▶ DATA EXTRACTS:
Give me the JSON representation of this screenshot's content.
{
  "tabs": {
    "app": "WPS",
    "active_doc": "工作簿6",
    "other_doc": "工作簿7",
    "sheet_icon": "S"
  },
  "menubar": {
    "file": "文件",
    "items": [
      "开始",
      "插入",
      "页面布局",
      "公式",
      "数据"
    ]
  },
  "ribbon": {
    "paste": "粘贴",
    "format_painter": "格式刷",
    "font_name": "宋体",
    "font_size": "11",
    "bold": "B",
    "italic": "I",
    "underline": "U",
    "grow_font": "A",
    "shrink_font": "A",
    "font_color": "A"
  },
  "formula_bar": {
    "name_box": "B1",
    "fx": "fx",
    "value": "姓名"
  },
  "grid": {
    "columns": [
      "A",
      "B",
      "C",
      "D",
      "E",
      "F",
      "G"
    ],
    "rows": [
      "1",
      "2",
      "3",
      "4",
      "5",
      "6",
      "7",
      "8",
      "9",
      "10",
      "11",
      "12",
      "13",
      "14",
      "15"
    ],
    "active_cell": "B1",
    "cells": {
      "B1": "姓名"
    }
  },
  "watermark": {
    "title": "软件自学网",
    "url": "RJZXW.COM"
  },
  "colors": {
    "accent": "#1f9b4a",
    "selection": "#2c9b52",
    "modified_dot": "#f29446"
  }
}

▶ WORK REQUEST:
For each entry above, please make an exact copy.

▶ EXPECTED ANSWER:
Give me the JSON representation of this screenshot's content.
{
  "tabs": {
    "app": "WPS",
    "active_doc": "工作簿6",
    "other_doc": "工作簿7",
    "sheet_icon": "S"
  },
  "menubar": {
    "file": "文件",
    "items": [
      "开始",
      "插入",
      "页面布局",
      "公式",
      "数据"
    ]
  },
  "ribbon": {
    "paste": "粘贴",
    "format_painter": "格式刷",
    "font_name": "宋体",
    "font_size": "11",
    "bold": "B",
    "italic": "I",
    "underline": "U",
    "grow_font": "A",
    "shrink_font": "A",
    "font_color": "A"
  },
  "formula_bar": {
    "name_box": "B1",
    "fx": "fx",
    "value": "姓名"
  },
  "grid": {
    "columns": [
      "A",
      "B",
      "C",
      "D",
      "E",
      "F",
      "G"
    ],
    "rows": [
      "1",
      "2",
      "3",
      "4",
      "5",
      "6",
      "7",
      "8",
      "9",
      "10",
      "11",
      "12",
      "13",
      "14",
      "15"
    ],
    "active_cell": "B1",
    "cells": {
      "B1": "姓名"
    }
  },
  "watermark": {
    "title": "软件自学网",
    "url": "RJZXW.COM"
  },
  "colors": {
    "accent": "#1f9b4a",
    "selection": "#2c9b52",
    "modified_dot": "#f29446"
  }
}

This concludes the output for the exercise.